Dataset records:

■ ■ ■

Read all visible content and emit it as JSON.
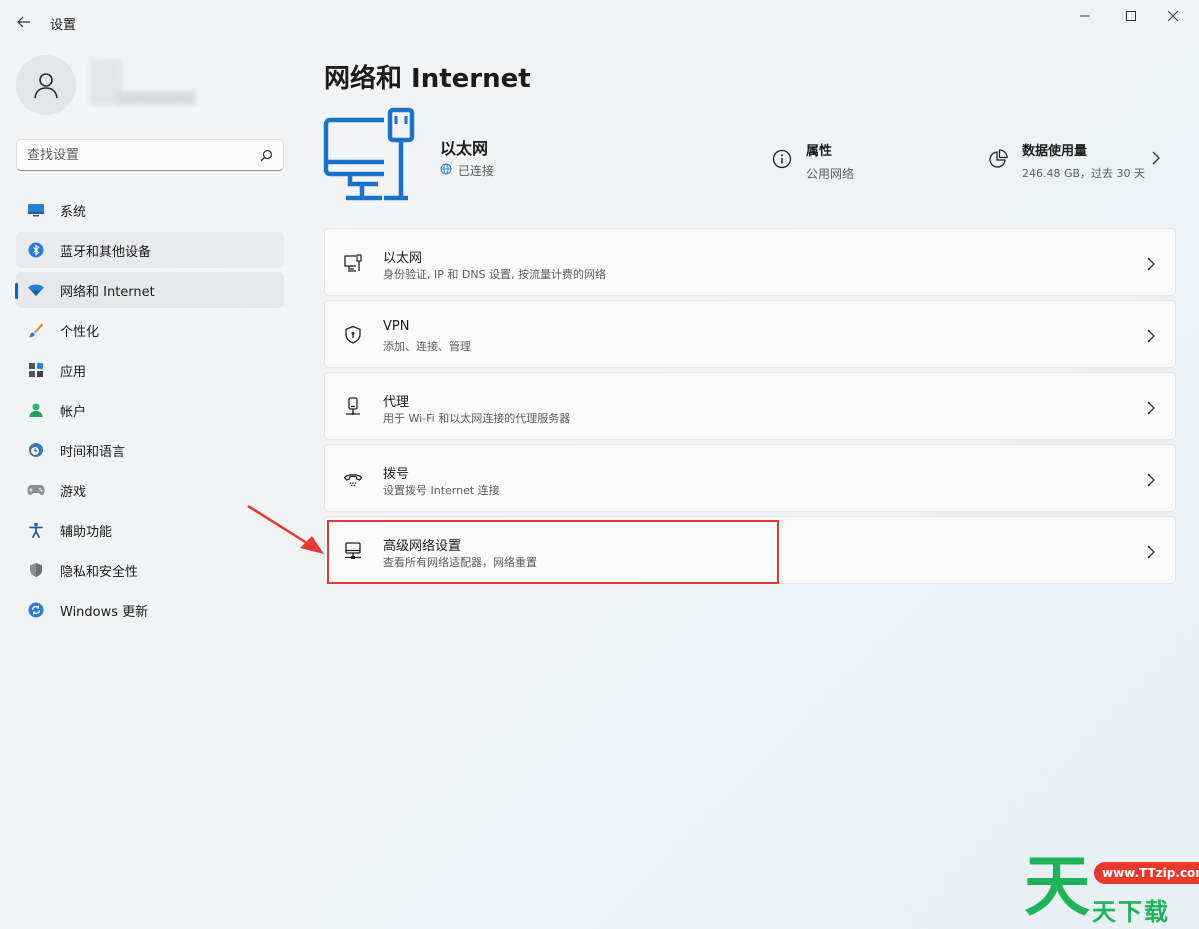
{
  "window": {
    "app_title": "设置",
    "controls": {
      "minimize": "—",
      "maximize": "□",
      "close": "✕"
    }
  },
  "sidebar": {
    "search_placeholder": "查找设置",
    "items": [
      {
        "label": "系统",
        "icon": "monitor-icon",
        "state": "normal"
      },
      {
        "label": "蓝牙和其他设备",
        "icon": "bluetooth-icon",
        "state": "hover"
      },
      {
        "label": "网络和 Internet",
        "icon": "wifi-icon",
        "state": "selected"
      },
      {
        "label": "个性化",
        "icon": "brush-icon",
        "state": "normal"
      },
      {
        "label": "应用",
        "icon": "apps-icon",
        "state": "normal"
      },
      {
        "label": "帐户",
        "icon": "person-icon",
        "state": "normal"
      },
      {
        "label": "时间和语言",
        "icon": "clock-globe-icon",
        "state": "normal"
      },
      {
        "label": "游戏",
        "icon": "gamepad-icon",
        "state": "normal"
      },
      {
        "label": "辅助功能",
        "icon": "accessibility-icon",
        "state": "normal"
      },
      {
        "label": "隐私和安全性",
        "icon": "shield-icon",
        "state": "normal"
      },
      {
        "label": "Windows 更新",
        "icon": "update-icon",
        "state": "normal"
      }
    ]
  },
  "main": {
    "page_title": "网络和 Internet",
    "hero": {
      "name": "以太网",
      "status": "已连接",
      "properties": {
        "title": "属性",
        "subtitle": "公用网络"
      },
      "data_usage": {
        "title": "数据使用量",
        "subtitle": "246.48 GB，过去 30 天"
      }
    },
    "cards": [
      {
        "title": "以太网",
        "subtitle": "身份验证, IP 和 DNS 设置, 按流量计费的网络",
        "icon": "ethernet-icon"
      },
      {
        "title": "VPN",
        "subtitle": "添加、连接、管理",
        "icon": "vpn-shield-icon"
      },
      {
        "title": "代理",
        "subtitle": "用于 Wi-Fi 和以太网连接的代理服务器",
        "icon": "proxy-icon"
      },
      {
        "title": "拨号",
        "subtitle": "设置拨号 Internet 连接",
        "icon": "dialup-phone-icon"
      },
      {
        "title": "高级网络设置",
        "subtitle": "查看所有网络适配器，网络重置",
        "icon": "network-adapter-icon"
      }
    ]
  },
  "annotation": {
    "color": "#e53935",
    "target": "高级网络设置"
  },
  "colors": {
    "accent": "#0067c0",
    "hero_icon": "#1a73c8"
  },
  "watermark": {
    "big": "天",
    "badge": "www.TTzip.com",
    "small": "天下载"
  }
}
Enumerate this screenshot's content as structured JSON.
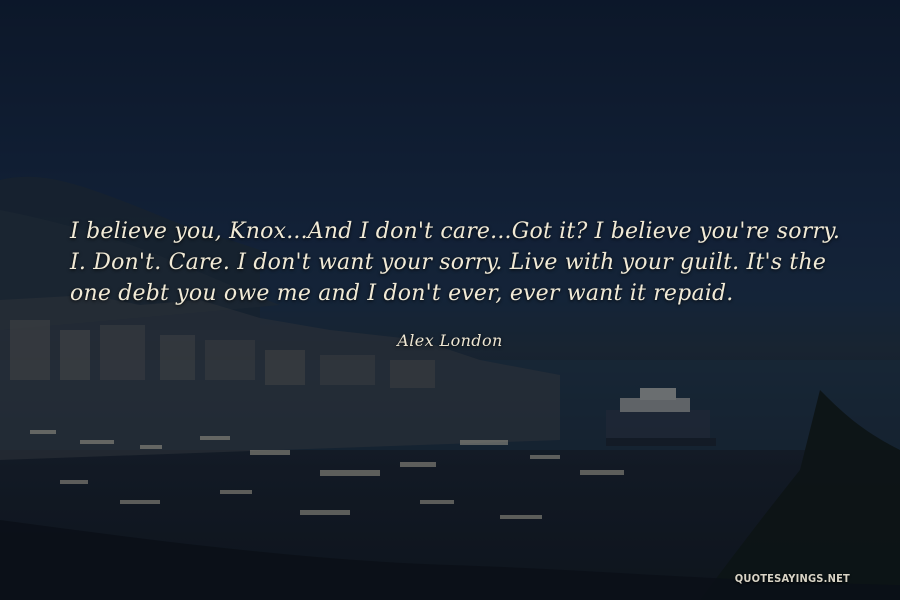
{
  "quote": {
    "text": "I believe you, Knox...And I don't care...Got it? I believe you're sorry. I. Don't. Care. I don't want your sorry. Live with your guilt. It's the one debt you owe me and I don't ever, ever want it repaid.",
    "author": "Alex London"
  },
  "watermark": "QUOTESAYINGS.NET",
  "colors": {
    "sky": "#12223a",
    "text": "#f1ead6",
    "harbor": "#1f2d3a"
  }
}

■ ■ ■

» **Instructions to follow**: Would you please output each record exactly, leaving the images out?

» **Answer box**:
Read all visible content and emit it as JSON.
{
  "window": {
    "app_title": "设置",
    "controls": {
      "minimize": "—",
      "maximize": "□",
      "close": "✕"
    }
  },
  "sidebar": {
    "search_placeholder": "查找设置",
    "items": [
      {
        "label": "系统",
        "icon": "monitor-icon",
        "state": "normal"
      },
      {
        "label": "蓝牙和其他设备",
        "icon": "bluetooth-icon",
        "state": "hover"
      },
      {
        "label": "网络和 Internet",
        "icon": "wifi-icon",
        "state": "selected"
      },
      {
        "label": "个性化",
        "icon": "brush-icon",
        "state": "normal"
      },
      {
        "label": "应用",
        "icon": "apps-icon",
        "state": "normal"
      },
      {
        "label": "帐户",
        "icon": "person-icon",
        "state": "normal"
      },
      {
        "label": "时间和语言",
        "icon": "clock-globe-icon",
        "state": "normal"
      },
      {
        "label": "游戏",
        "icon": "gamepad-icon",
        "state": "normal"
      },
      {
        "label": "辅助功能",
        "icon": "accessibility-icon",
        "state": "normal"
      },
      {
        "label": "隐私和安全性",
        "icon": "shield-icon",
        "state": "normal"
      },
      {
        "label": "Windows 更新",
        "icon": "update-icon",
        "state": "normal"
      }
    ]
  },
  "main": {
    "page_title": "网络和 Internet",
    "hero": {
      "name": "以太网",
      "status": "已连接",
      "properties": {
        "title": "属性",
        "subtitle": "公用网络"
      },
      "data_usage": {
        "title": "数据使用量",
        "subtitle": "246.48 GB，过去 30 天"
      }
    },
    "cards": [
      {
        "title": "以太网",
        "subtitle": "身份验证, IP 和 DNS 设置, 按流量计费的网络",
        "icon": "ethernet-icon"
      },
      {
        "title": "VPN",
        "subtitle": "添加、连接、管理",
        "icon": "vpn-shield-icon"
      },
      {
        "title": "代理",
        "subtitle": "用于 Wi-Fi 和以太网连接的代理服务器",
        "icon": "proxy-icon"
      },
      {
        "title": "拨号",
        "subtitle": "设置拨号 Internet 连接",
        "icon": "dialup-phone-icon"
      },
      {
        "title": "高级网络设置",
        "subtitle": "查看所有网络适配器，网络重置",
        "icon": "network-adapter-icon"
      }
    ]
  },
  "annotation": {
    "color": "#e53935",
    "target": "高级网络设置"
  },
  "colors": {
    "accent": "#0067c0",
    "hero_icon": "#1a73c8"
  },
  "watermark": {
    "big": "天",
    "badge": "www.TTzip.com",
    "small": "天下载"
  }
}
Enumerate this screenshot's content as structured JSON.
{
  "quote": {
    "text": "I believe you, Knox...And I don't care...Got it? I believe you're sorry. I. Don't. Care. I don't want your sorry. Live with your guilt. It's the one debt you owe me and I don't ever, ever want it repaid.",
    "author": "Alex London"
  },
  "watermark": "QUOTESAYINGS.NET",
  "colors": {
    "sky": "#12223a",
    "text": "#f1ead6",
    "harbor": "#1f2d3a"
  }
}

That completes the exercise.